The ambience of The Mid-Somerset Festival combined with the joy of hearing other writer’s entries is a hugely pleasurable experience. It was the first time I have competed at a Literary Event. But to win my first award for a poem I had meticulously picked apart and reconstructed was unexpected.
Adjudicating was Dr Carrie Etter, critic and a poet with enormous talent. Her book Imagined Sons is shortlisted candidate for The Ted Hughes Award for New Work in Poetry.
Ms Etter is also the Senior Creative Writing Lecturer at Bathspa University.
Until this weekend I was convinced Poetry is not my forte. I admit to this because I am a former student of Carrie’s. No matter how hard I tried during my second year I could not deliver work that was aesthetically refined as the contemporary Poets our era.
So I stopped writing poetry and began deconstructing Poems published in the tabloids and by bona-fide publishing houses.
It is said that Poetry is a bird that takes flight when imagery is used and emotion is evoked in the reader. Seamus Heaney’s The Strand is an exceptional example of how an ultra-short poem echoes the speaker’s tone and how the image of a dotted line made by a walking stick stimulates empathy in the reader.
Similarly, Carrie Etter’s intensely self-reflexive poems employ powerful imagery and lack any sense of self-pity, which removes them from the cathartic outpourings of Adult Angst. Their effect on the reader is such that they do indeed become the feathers of the very birds aspiring poets try to grasp when writing their own poems.
Understanding who you are writing for, your primary audience, is a vital tool in turning a mediocre draft into a poem worthy of award. In my case it was the much respected Ms Etter. To be able to do this I took time to read from poets she admires—I did not know at the time of crafting my poem that Heaney is one of them.
When I had completed all aspects of my research it was clear that clarity of syntax and the ability to show a poem is composed of neat stanzas was another effective strand in producing a poem which would not make her gag.
I say this because that a high percentage of my early poems, chock full of ambiguous lines and grammatical errors, have the same effect on me. It is the reason why I have deleted most them from my blog.
If you think I am being overly critical, it is not a bad attitude to adopt when assessing poems you self-published when you were just beginning to flex your writing sinews. Let’s face it very few ugly ducklings become swans not matter how hard we try to fashion them into a reasonable facsimile.

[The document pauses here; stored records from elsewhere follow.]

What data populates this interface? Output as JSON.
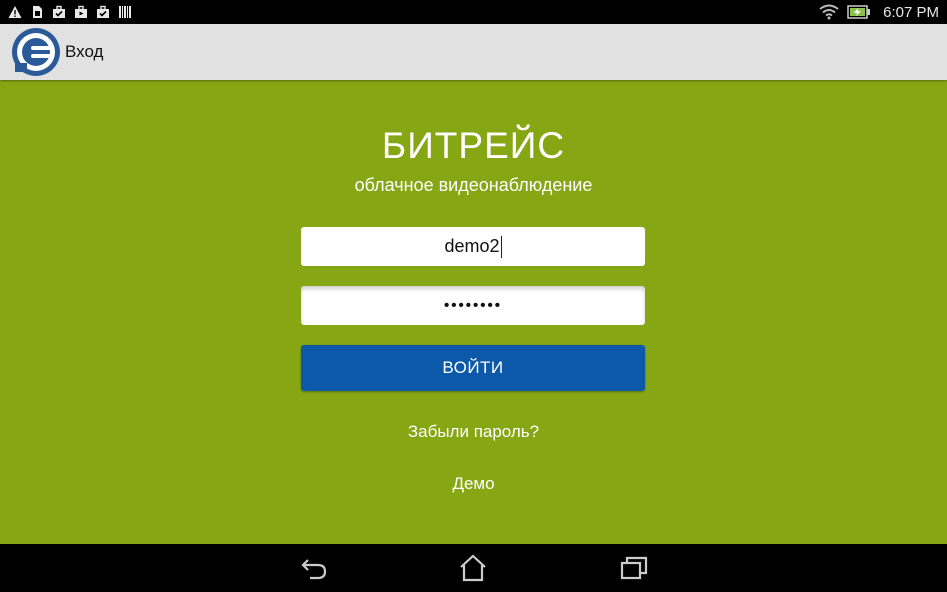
{
  "status_bar": {
    "time": "6:07 PM",
    "left_icons": [
      "warning-icon",
      "sim-card-icon",
      "briefcase-check-icon",
      "briefcase-play-icon",
      "briefcase-check-icon",
      "barcode-icon"
    ],
    "right_icons": [
      "wifi-icon",
      "battery-charging-icon"
    ]
  },
  "action_bar": {
    "title": "Вход",
    "logo_icon": "bitreis-logo-icon"
  },
  "login": {
    "brand": "БИТРЕЙС",
    "tagline": "облачное видеонаблюдение",
    "username_value": "demo2",
    "password_masked": "••••••••",
    "login_button": "ВОЙТИ",
    "forgot_password": "Забыли пароль?",
    "demo": "Демо"
  },
  "nav_bar": {
    "buttons": [
      "back-icon",
      "home-icon",
      "recent-apps-icon"
    ]
  },
  "colors": {
    "background": "#86a614",
    "button": "#0b59a8",
    "action_bar": "#e2e2e2"
  }
}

Drafting and redrafting until you are sick of it assists self-improvement. It is just as important as your poem’s initial inception.

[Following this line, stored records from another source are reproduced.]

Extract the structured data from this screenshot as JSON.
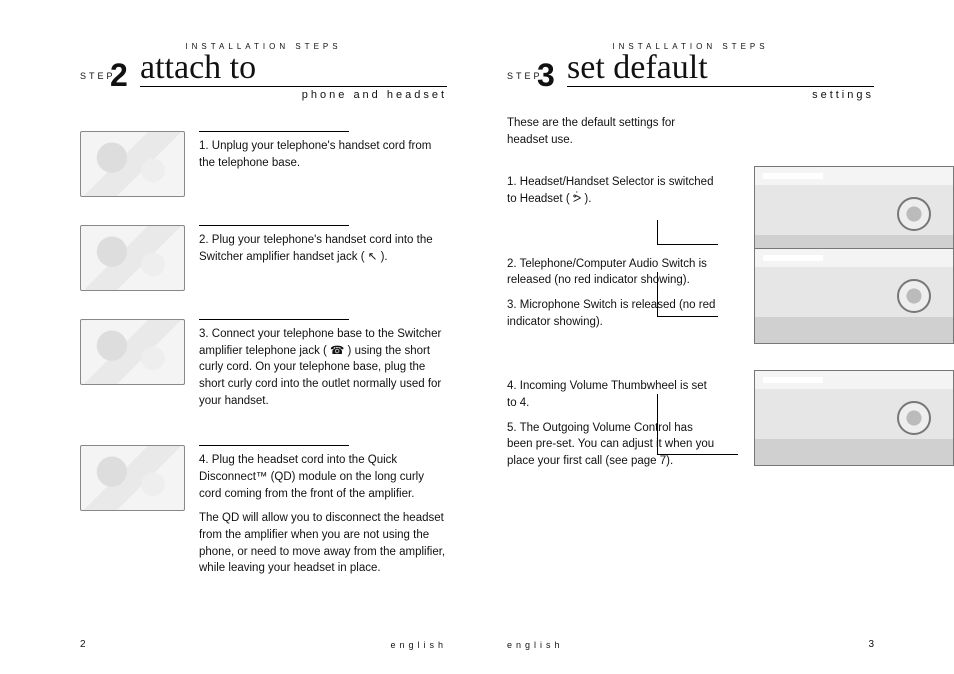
{
  "left": {
    "eyebrow": "INSTALLATION STEPS",
    "step_label": "STEP",
    "step_num": "2",
    "title": "attach to",
    "subtitle": "phone and headset",
    "items": [
      {
        "text": "1. Unplug your telephone's handset cord from the telephone base."
      },
      {
        "text": "2. Plug your telephone's handset cord into the Switcher amplifier handset jack ( ↖ )."
      },
      {
        "text": "3. Connect your telephone base to the Switcher amplifier telephone jack ( ☎ ) using the short curly cord. On your telephone base, plug the short curly cord into the outlet normally used for your handset."
      },
      {
        "text": "4. Plug the headset cord into the Quick Disconnect™ (QD) module on the long curly cord coming from the front of the amplifier.",
        "text2": "The QD will allow you to disconnect the headset from the amplifier when you are not using the phone, or need to move away from the amplifier, while leaving your headset in place."
      }
    ],
    "page_number": "2",
    "footer": "english"
  },
  "right": {
    "eyebrow": "INSTALLATION STEPS",
    "step_label": "STEP",
    "step_num": "3",
    "title": "set default",
    "subtitle": "settings",
    "intro": "These are the default settings for headset use.",
    "blocks": [
      {
        "lines": [
          "1. Headset/Handset Selector is switched to Headset ( ᕘ )."
        ]
      },
      {
        "lines": [
          "2. Telephone/Computer Audio Switch is released (no red indicator showing).",
          "3. Microphone Switch is released (no red indicator showing)."
        ]
      },
      {
        "lines": [
          "4. Incoming Volume Thumbwheel is set to 4.",
          "5. The Outgoing Volume Control has been pre-set. You can adjust it when you place your first call (see page 7)."
        ]
      }
    ],
    "page_number": "3",
    "footer": "english"
  }
}
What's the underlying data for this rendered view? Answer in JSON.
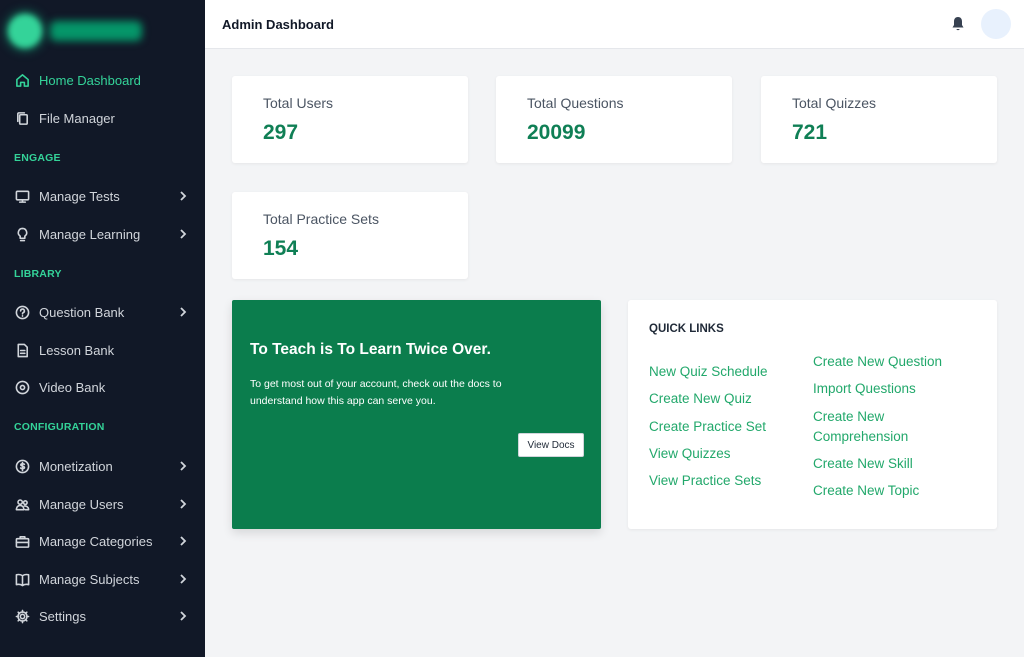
{
  "sidebar": {
    "items": [
      {
        "label": "Home Dashboard",
        "icon": "home-icon"
      },
      {
        "label": "File Manager",
        "icon": "copy-icon"
      },
      {
        "label": "Manage Tests",
        "icon": "monitor-icon"
      },
      {
        "label": "Manage Learning",
        "icon": "lightbulb-icon"
      },
      {
        "label": "Question Bank",
        "icon": "question-circle-icon"
      },
      {
        "label": "Lesson Bank",
        "icon": "document-icon"
      },
      {
        "label": "Video Bank",
        "icon": "play-circle-icon"
      },
      {
        "label": "Monetization",
        "icon": "dollar-icon"
      },
      {
        "label": "Manage Users",
        "icon": "users-icon"
      },
      {
        "label": "Manage Categories",
        "icon": "briefcase-icon"
      },
      {
        "label": "Manage Subjects",
        "icon": "book-icon"
      },
      {
        "label": "Settings",
        "icon": "gear-icon"
      }
    ],
    "sections": [
      "ENGAGE",
      "LIBRARY",
      "CONFIGURATION"
    ]
  },
  "header": {
    "title": "Admin Dashboard"
  },
  "stats": [
    {
      "label": "Total Users",
      "value": "297"
    },
    {
      "label": "Total Questions",
      "value": "20099"
    },
    {
      "label": "Total Quizzes",
      "value": "721"
    },
    {
      "label": "Total Practice Sets",
      "value": "154"
    }
  ],
  "promo": {
    "title": "To Teach is To Learn Twice Over.",
    "text": "To get most out of your account, check out the docs to understand how this app can serve you.",
    "button": "View Docs"
  },
  "quick_links": {
    "title": "QUICK LINKS",
    "col1": [
      "New Quiz Schedule",
      "Create New Quiz",
      "Create Practice Set",
      "View Quizzes",
      "View Practice Sets"
    ],
    "col2": [
      "Create New Question",
      "Import Questions",
      "Create New Comprehension",
      "Create New Skill",
      "Create New Topic"
    ]
  },
  "colors": {
    "sidebar_bg": "#111827",
    "accent": "#34d399",
    "primary_green": "#0b7d4d",
    "stat_value": "#0f7f55",
    "link": "#22a86b"
  }
}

Writing a poem using rhyming couplets is fine if the brief calls for it. The problem here is that few contemporary poets, if any, now write like this. I also feel couplets inhibit the natural flow of language, thus producing a slightly synthesised sound. Yet if done skilfully, using similar sounding word, the poem becomes merit worthy.
For example, ‘…birds in flight at a line’s end could be rhymed with ‘orbiting the moon like satellites’.
Here you have transformed what might have been a mediocre couplet into a simile which in turn portrays an image. A word of warning though. It’s easy to use clichéd similes which do little to enrich a poem. It has the effect of making a poem seem hackneyed. If you employ a simile it needs to be original and credible.
A well opened poem also needs a resounding ending. This can be achieved by writing several versions of the last stanza and select the one that evokes the most emotion. Or perhaps use an end stopped line.
My poem underwent a similar rigorous process until I saw the fledgling feathers fall away. Is it a swan now? Well hardly.
Despite Ms Etter’s encouraging feedback that it ‘is a well evoked poem’ containing ‘delightfully precise imagery’, the ‘her’—the unidentifiable female presence, in last two stanzas caused confusion.
When I wrote last two stanzas, the use of her seemed to resonate like a duff note off the page. I felt sure my adjudicator, an experienced critic who advocates absolute clarity from her students, would comment about the use of ambiguity. I was right and it probably cost me marks.
As I have already stated, understanding who you are writing for, your primary audience, is a vital tool in turning a mediocre poem worthy of award. Pity I didn’t curb my enthusiastic belief in the other two pieces I submitted, my bag might have been rattling with silver when I left Bath that evening.
In the meantime, just to win is a surreal experience.
Imagined Sons is available from Seren Books or Amazon